Australian consulting firm SMEC has been selected to assist in performing feasibility studies for 2,000 MW expansion of the Snowy Mountains pumped storage project.
The “Snowy 2.0” proposal — first announced by Australian Prime Minister Malcom Turnbull in March — would increase the facility’s cumulative output capacity by about 50 percent and represents its first expansion since the hydropower plant was completed in 1974.
“This project has the potential to deliver one of the largest pumped hydro schemes in the world and underscores the importance of the scheme’s existing role as the battery of the national electricity market,” Snowy Hydro CEO Paul Broad said.
The company said its study will first review many existing expansion proposals — many of which predate its completion — in order to best determine how to use the plant as a rapid-response option.
SMEC, formerly the Snowy Mountains Engineering Company, traces its roots to the original plant’s construction as it was founded to provide engineering services for the Snowy Mountains Hydro-Electric Authority. The contract will see SMEC reopen its Cooma office, with more than 30 employees to be based there permanently.
“Snowy Mountains are part of our namesake and the backbone of our heritage, so the chance to be involved in this project again is a unique ‘twice-in-a-lifetime’ opportunity, both for our organization and those engineers who worked on the original scheme,” SMEC CEO Andy Goodwin said.

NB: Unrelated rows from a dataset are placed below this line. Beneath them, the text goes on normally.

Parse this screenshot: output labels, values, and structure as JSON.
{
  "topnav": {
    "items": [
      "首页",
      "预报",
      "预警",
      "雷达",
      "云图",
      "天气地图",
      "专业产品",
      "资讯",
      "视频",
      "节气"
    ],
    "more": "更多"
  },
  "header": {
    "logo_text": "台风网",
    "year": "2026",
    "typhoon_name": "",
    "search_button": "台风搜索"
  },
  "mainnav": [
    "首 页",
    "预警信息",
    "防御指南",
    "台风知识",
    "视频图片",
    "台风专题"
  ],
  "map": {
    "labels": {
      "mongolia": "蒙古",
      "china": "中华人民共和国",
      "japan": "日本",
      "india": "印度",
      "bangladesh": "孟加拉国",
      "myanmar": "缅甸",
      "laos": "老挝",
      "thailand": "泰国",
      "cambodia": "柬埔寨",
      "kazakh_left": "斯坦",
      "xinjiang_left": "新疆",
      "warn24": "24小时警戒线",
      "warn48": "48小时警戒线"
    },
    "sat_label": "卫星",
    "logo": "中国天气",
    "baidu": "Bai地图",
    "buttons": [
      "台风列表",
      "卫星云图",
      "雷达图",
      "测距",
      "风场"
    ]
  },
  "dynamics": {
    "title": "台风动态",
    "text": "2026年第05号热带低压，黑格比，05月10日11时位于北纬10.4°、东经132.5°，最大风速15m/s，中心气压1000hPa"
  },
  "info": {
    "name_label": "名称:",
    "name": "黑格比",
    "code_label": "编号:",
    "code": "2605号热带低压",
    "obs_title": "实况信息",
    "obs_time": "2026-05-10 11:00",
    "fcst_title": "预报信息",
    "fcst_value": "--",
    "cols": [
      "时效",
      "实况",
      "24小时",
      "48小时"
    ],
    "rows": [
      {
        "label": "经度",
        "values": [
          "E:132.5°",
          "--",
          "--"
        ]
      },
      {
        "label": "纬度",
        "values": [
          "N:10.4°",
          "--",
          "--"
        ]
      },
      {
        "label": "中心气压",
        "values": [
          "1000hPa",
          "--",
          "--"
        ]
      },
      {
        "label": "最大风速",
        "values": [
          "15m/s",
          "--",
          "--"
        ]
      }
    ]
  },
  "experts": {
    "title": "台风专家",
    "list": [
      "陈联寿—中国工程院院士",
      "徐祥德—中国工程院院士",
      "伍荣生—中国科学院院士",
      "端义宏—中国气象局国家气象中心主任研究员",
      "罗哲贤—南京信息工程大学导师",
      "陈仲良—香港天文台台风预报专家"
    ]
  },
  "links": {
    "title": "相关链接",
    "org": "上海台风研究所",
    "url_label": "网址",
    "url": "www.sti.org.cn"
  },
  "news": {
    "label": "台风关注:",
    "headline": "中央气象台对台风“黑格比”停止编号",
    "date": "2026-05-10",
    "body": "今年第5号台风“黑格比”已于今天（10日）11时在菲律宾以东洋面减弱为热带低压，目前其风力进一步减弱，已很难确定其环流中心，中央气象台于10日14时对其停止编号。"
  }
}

The announcement comes days after Turnbull furthered his commitment to the Snowy Mountains project by allocating federal funds to purchase the complex outright from its majority owners. Currently, the state of New South Wales owns 58 percent of the project, Victoria owns 29 percent and the Australian government owns 13 percent.
Reports show Turnbull is ready to pay US$2.6 billion to NSW and $1.3 billion to Victoria for their shares, in addition to the estimated $148.3 billion being estimated for the upgrade plan.
The PM previously said the Snowy Mountains expansion will be capable of producing 20 times the 100 MWh projected from a competing battery system proposed by the South Australian government, while also increasing energy efficiency and stabilizing supply.
The 3,756-MW Snow Mountain project actually includes nine separate power stations, including the 80-MW Blowering, 60-MW Guthega, 950-MW Murray, 1,550-MW Murray 2, 329.6-MW Tumut 1, 286.4-MW Tumut 2, and 1,500-MW Tumut 3, as well as the 1.1-MW Jindabyne Mini and 14.4-MW Jounama Small hydro stations. The scheme also has one pumping station at Jindabyne and a pumped-storage facility at the Tumut 3 station.
Turnbull said the Australian Renewable Energy Agency (ARENA) will now examine several additional sites that would support large-scale pumped-storage hydropower within the region.
The scheme includes 80 km of aqueduct pipelines, 13 major tunnels more than 145 km long, seven power stations, eight switching stations and control centers and 16 major dams. The scheme has a total capacity of 3,950 MW and provides 32 percent of all renewable energy fed into the eastern mainland grid, powering Sydney, Melbourne and Canberra.
HydroWorld.com reported Snowy Moutains was added to Australia’s National Heritage List in October.